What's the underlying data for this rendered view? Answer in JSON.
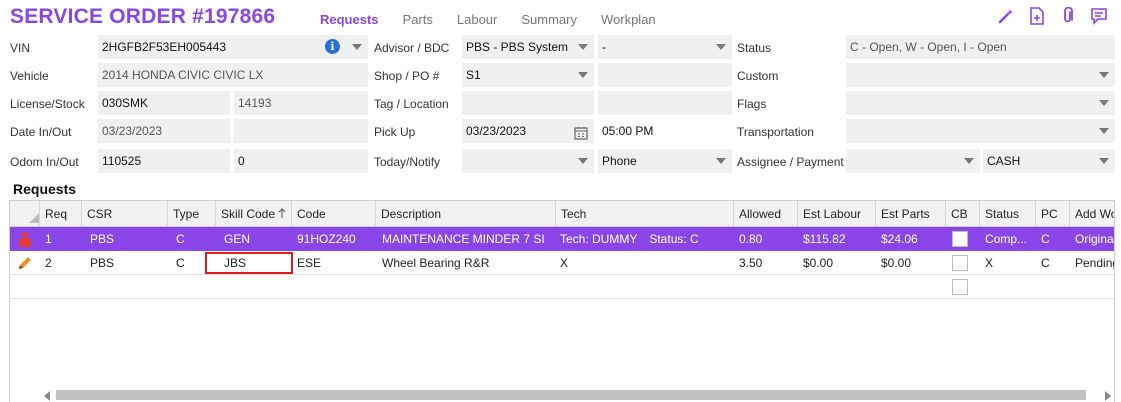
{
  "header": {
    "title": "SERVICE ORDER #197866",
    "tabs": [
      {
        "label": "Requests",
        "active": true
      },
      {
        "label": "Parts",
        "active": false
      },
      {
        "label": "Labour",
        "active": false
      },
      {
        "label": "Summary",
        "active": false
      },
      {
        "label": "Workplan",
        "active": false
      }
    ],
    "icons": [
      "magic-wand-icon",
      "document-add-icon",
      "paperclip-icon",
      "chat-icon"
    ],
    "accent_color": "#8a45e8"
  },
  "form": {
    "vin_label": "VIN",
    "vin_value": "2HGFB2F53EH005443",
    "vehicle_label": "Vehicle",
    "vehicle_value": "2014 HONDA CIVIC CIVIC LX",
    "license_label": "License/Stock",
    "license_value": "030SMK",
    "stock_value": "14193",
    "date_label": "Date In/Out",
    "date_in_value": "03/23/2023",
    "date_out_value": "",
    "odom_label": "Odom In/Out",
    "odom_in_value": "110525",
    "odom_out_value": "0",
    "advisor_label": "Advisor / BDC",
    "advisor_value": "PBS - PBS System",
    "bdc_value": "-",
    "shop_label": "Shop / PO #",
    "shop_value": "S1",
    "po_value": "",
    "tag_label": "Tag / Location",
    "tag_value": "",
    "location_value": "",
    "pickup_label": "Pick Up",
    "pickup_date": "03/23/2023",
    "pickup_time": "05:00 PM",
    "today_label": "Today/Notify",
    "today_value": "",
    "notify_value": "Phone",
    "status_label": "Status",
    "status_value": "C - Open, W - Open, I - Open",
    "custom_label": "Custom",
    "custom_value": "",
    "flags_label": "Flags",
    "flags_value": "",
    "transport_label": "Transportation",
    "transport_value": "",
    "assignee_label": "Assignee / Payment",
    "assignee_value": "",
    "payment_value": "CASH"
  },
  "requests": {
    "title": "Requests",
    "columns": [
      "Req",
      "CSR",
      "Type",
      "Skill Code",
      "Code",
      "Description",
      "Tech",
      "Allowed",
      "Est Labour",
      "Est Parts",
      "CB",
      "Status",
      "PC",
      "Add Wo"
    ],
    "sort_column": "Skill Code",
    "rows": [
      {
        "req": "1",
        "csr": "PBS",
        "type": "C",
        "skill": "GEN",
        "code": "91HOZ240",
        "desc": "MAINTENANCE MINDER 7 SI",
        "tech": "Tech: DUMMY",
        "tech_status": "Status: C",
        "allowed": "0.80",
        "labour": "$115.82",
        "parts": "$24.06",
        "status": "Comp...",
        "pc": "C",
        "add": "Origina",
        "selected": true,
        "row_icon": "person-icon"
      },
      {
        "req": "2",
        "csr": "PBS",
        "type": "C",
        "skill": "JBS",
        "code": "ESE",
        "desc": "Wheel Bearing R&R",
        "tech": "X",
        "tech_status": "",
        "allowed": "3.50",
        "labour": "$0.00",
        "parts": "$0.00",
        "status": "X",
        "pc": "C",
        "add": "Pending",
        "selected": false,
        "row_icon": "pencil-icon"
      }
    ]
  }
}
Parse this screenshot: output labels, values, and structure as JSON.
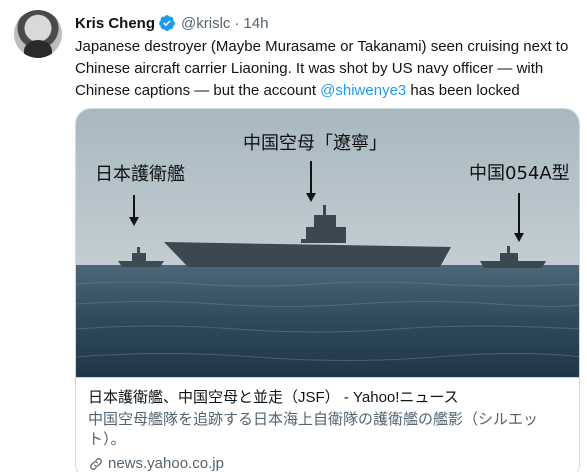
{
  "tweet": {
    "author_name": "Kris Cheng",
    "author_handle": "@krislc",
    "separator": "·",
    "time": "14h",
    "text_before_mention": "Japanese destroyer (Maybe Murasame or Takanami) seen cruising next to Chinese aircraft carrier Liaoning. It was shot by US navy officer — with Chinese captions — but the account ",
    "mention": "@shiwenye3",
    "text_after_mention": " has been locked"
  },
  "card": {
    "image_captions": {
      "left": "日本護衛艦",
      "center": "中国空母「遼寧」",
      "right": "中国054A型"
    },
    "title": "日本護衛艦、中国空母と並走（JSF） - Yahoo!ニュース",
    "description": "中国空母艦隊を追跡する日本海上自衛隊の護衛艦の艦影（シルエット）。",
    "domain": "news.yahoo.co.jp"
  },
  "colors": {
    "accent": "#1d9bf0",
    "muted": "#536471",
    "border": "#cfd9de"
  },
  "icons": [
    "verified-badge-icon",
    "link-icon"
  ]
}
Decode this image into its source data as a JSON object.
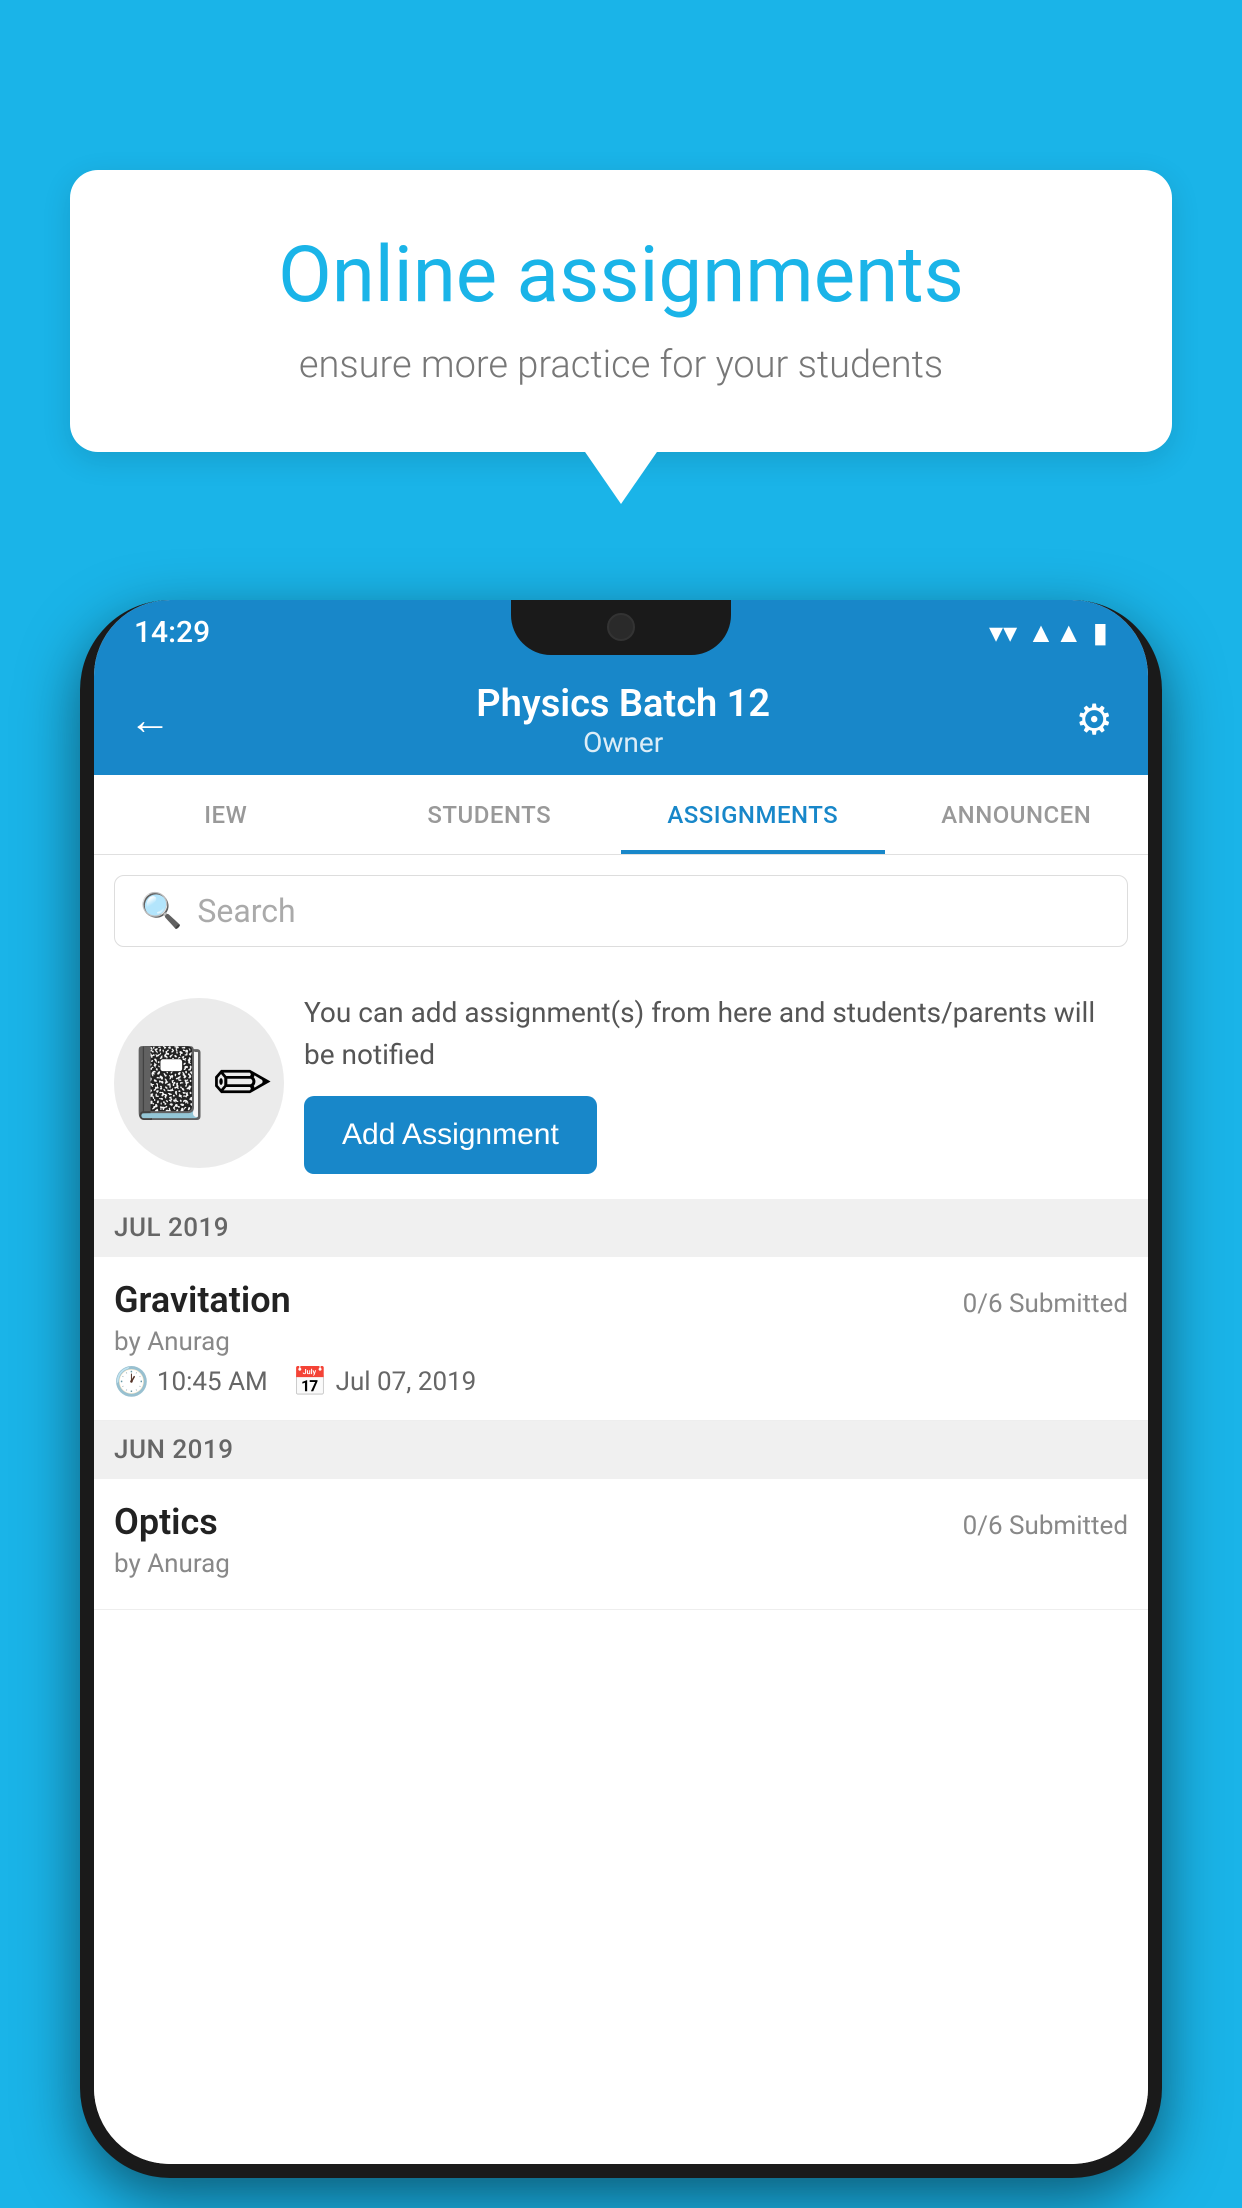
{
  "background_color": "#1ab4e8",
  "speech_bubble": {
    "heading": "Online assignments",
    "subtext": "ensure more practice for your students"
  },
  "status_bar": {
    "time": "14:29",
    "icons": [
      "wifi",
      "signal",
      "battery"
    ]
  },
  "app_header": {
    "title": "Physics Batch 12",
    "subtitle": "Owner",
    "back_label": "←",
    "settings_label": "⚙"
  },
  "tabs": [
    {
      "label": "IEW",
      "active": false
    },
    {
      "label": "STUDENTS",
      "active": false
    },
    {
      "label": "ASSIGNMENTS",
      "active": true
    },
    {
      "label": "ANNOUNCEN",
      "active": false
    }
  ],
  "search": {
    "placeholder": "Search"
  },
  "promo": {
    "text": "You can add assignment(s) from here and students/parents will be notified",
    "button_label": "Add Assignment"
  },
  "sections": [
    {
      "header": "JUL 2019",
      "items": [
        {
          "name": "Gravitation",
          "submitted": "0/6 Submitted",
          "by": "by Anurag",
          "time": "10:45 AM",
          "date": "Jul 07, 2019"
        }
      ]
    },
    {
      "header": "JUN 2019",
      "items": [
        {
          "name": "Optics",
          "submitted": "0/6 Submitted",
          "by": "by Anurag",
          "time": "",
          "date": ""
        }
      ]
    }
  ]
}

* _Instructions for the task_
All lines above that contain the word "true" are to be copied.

* _Solved problem_
        "active": true
        "selected": true,
      "active": true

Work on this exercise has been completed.